Live events still are flourishing, despite the economy.
The Metropolitan Opera released its individual ticket sales figures for the ’09-‘10 season after its opening night: $2.5 million, up $500,000 from last year. Meanwhile, Seattle Opera has sold out its season.
Norm Langill’s fantastic Teatro ZinZanni, which just had its 10th anniversary in Seattle, fed and entertained one million people in the last 12 months. Anyone in the business of promoting or sponsoring entertainment and live events needs to experience Teatro ZinZanni, a dinner theater experience that combines circus, comedy and cabaret. With permanent locations in Seattle and San Francisco, its jaw-dropping tent holds 200 people. more
The economy. You have a built-in explanation for any drop in performance. So put that net of excuses to good use—go deliver a death-defying high-wire act. You won't die, and you just might be the star.
Self-orientation. I'm an only child. And I married an only child. I know all about self-orientation. (See? I’ve used “I” way too many times in this paragraph already.) The good news is that being self-oriented is not the same thing as being self-absorbed or self-centered. The bad news is it's a distinction without a difference in sales. Whether it's trying to sell a program just because you need to fund it, or telling prospects information about your property that they don't need to know to buy the deal, it's not doing you any favors. Don't be an only child at the sales table; be a Gosselin or a Duggar. Those kids know it's not about one of them, the payout is in the assemblage.

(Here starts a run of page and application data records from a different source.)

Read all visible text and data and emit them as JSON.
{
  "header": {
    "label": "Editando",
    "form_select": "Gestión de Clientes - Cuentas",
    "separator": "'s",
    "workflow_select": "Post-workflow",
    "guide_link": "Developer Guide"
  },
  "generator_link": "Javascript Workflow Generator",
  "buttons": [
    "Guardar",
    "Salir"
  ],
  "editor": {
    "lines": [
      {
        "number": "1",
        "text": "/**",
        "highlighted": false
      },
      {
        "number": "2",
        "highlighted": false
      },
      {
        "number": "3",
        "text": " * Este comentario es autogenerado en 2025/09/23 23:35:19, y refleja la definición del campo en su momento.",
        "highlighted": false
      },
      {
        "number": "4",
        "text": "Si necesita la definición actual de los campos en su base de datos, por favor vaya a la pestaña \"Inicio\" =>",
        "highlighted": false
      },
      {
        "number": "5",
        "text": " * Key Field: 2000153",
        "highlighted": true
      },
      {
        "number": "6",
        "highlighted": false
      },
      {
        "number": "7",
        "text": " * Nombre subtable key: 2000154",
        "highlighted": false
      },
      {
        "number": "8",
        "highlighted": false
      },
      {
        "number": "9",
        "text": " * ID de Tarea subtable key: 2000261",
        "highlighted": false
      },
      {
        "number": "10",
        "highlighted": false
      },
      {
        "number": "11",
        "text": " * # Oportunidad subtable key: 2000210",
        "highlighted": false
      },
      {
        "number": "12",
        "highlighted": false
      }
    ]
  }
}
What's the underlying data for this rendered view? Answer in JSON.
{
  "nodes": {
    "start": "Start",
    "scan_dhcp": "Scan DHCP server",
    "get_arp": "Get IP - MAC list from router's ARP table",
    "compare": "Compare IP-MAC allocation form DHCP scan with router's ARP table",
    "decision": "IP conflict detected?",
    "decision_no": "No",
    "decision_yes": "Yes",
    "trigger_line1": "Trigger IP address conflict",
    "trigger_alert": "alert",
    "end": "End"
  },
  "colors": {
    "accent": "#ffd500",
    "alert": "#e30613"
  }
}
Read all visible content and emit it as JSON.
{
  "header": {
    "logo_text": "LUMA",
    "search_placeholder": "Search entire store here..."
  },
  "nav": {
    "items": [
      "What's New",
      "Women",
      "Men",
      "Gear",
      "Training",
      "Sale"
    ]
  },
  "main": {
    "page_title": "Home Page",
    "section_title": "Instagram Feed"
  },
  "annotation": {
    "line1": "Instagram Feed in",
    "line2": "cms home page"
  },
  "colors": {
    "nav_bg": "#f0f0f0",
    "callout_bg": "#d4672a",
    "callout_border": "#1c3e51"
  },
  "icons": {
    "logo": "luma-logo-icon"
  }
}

Each year there are a handful of guest speakers at the IEG Conference that really make an impression on me for a variety of reasons. One of the presentations that stood out to me from the 2009 IEG Conference was a presentation by Liz Cahill, Vice President of Marketing and Communications for Lee Jeans, who spoke about Lee National Denim Day.
What really impressed me was how the program has evolved since 1996. For a program that is fairly extensive, Lee National Denim Day is supported by a pretty lean staff and budget. Basically, the Lee team internally created and grew the program with a lot of hard work, a little bit of luck and some trial and error.
To me, Lee National Denim Day feels authentic, is a great fit with the brand and is a simple concept: wear jeans on a particular day and donate $5. The campaign materials never specify to wear Lee Jeans and the program is more about raising funds to fight breast cancer and less about selling a pair of jeans. With the recent criticism of cause marketing being called “consumption philanthropy”, I would think that the critics would have a harder time finding fault with this program compared to some of the other donation-with-purchase structured programs. more
Industry veteran Willie Cone shared some great sales tips for nonprofits in his presentation Cause Marketing Partnerships: The Real Deal. more
Despite an intense schedule of meetings since Sunday, there was still a lot of energy at the final panels of the IEG Sponsorship Conference Wednesday morning. more
Something that many Americans like to do first thing in the morning is get a jolt of the latest headlines. Therefore, it was a sense of irony the first session of Tuesday’s IEG Sponsorship Conference dealt with media sponsorships. more
In the last keynote address of the day, Carlsberg’s Keld Strudahl explained why the company uses soccer as its core sponsorship platform. more
What does the Ronco Veg-O-Matic have to do with sponsorship? more
Talk about breathing some new life into a struggling brand.
Looking to rejuvenate Tag body spray, P&G teamed up with Island Def Jam Music Group to create Tag Records. more
IEG’s Lesa Ukman and Millward Brown’s Ann Green gave a great presentation today on measuring sponsorship’s return on investment. more